Reisch, Christoph, Schmid, Christoph, Hartig, Florian
Biodiversity and conservation 2018 v.27 no.8 pp. 2021-2028
biodiversity, chalk grasslands, flowering, landscape ecology, monitoring, population size, surveys
Assessing local population size is one of the most common tasks in biodiversity monitoring. Population size estimates are not only important for conservation management and population threat assessment; they also enter many other analyses in landscape ecology and conservation. It is therefore concerning that methods for estimating plant population sizes are not standardized. We surveyed the literature and found that the most commonly used methods are counting either all or only flowering individuals on a site, as well as counting individuals in random plots or plots on transects. Sometimes, these methods are combined in the same study, without assurance that they produce comparable results. We therefore conducted a field study, in which we obtained population size estimates from all four methods for six different calcareous grassland species at 18 study sites. Our results demonstrate not only substantial differences between overall count rates generated by the different methods, but methods that surveyed the whole population also systematically yielded lower counts when species were less visible and when the area was larger, suggesting that these methods suffer from biases that could distort species and site comparisons.
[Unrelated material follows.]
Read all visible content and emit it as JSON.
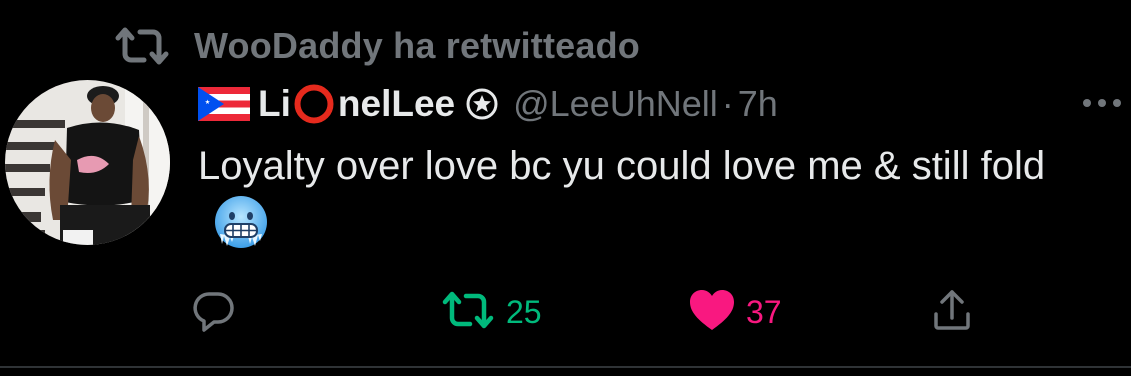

We conclude that estimates from different methods should not be mixed, and that plot or transect based surveys have likely smaller biases for large areas or poorly visible individuals, and are therefore preferable.